**Directions for this task:** What is needed is an exact copy of every entry below.

**The records:**
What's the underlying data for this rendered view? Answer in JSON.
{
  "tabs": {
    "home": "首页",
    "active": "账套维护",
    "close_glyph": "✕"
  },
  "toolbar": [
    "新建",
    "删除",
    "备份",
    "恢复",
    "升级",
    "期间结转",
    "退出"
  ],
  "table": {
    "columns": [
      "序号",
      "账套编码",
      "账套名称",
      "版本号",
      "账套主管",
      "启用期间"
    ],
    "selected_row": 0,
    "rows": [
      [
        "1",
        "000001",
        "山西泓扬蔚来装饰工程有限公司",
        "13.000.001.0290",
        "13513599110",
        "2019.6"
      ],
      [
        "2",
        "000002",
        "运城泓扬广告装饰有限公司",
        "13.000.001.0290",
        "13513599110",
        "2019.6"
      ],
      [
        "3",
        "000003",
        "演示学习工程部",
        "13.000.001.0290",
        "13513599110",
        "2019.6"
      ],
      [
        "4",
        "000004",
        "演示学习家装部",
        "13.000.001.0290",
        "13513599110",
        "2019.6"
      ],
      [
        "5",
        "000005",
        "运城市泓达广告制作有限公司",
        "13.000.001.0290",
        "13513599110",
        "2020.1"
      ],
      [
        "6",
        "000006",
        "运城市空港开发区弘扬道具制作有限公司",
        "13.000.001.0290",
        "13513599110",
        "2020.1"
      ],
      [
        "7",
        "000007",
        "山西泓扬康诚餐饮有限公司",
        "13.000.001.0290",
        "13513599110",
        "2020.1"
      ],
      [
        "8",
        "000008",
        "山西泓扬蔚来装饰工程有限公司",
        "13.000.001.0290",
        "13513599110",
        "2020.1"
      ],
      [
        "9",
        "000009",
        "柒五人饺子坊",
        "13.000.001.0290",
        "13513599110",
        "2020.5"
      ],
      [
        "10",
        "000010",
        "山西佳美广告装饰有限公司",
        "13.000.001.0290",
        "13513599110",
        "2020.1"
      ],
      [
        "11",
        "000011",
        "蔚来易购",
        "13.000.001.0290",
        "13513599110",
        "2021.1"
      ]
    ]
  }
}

**Response to the task:**
What's the underlying data for this rendered view? Answer in JSON.
{
  "tabs": {
    "home": "首页",
    "active": "账套维护",
    "close_glyph": "✕"
  },
  "toolbar": [
    "新建",
    "删除",
    "备份",
    "恢复",
    "升级",
    "期间结转",
    "退出"
  ],
  "table": {
    "columns": [
      "序号",
      "账套编码",
      "账套名称",
      "版本号",
      "账套主管",
      "启用期间"
    ],
    "selected_row": 0,
    "rows": [
      [
        "1",
        "000001",
        "山西泓扬蔚来装饰工程有限公司",
        "13.000.001.0290",
        "13513599110",
        "2019.6"
      ],
      [
        "2",
        "000002",
        "运城泓扬广告装饰有限公司",
        "13.000.001.0290",
        "13513599110",
        "2019.6"
      ],
      [
        "3",
        "000003",
        "演示学习工程部",
        "13.000.001.0290",
        "13513599110",
        "2019.6"
      ],
      [
        "4",
        "000004",
        "演示学习家装部",
        "13.000.001.0290",
        "13513599110",
        "2019.6"
      ],
      [
        "5",
        "000005",
        "运城市泓达广告制作有限公司",
        "13.000.001.0290",
        "13513599110",
        "2020.1"
      ],
      [
        "6",
        "000006",
        "运城市空港开发区弘扬道具制作有限公司",
        "13.000.001.0290",
        "13513599110",
        "2020.1"
      ],
      [
        "7",
        "000007",
        "山西泓扬康诚餐饮有限公司",
        "13.000.001.0290",
        "13513599110",
        "2020.1"
      ],
      [
        "8",
        "000008",
        "山西泓扬蔚来装饰工程有限公司",
        "13.000.001.0290",
        "13513599110",
        "2020.1"
      ],
      [
        "9",
        "000009",
        "柒五人饺子坊",
        "13.000.001.0290",
        "13513599110",
        "2020.5"
      ],
      [
        "10",
        "000010",
        "山西佳美广告装饰有限公司",
        "13.000.001.0290",
        "13513599110",
        "2020.1"
      ],
      [
        "11",
        "000011",
        "蔚来易购",
        "13.000.001.0290",
        "13513599110",
        "2021.1"
      ]
    ]
  }
}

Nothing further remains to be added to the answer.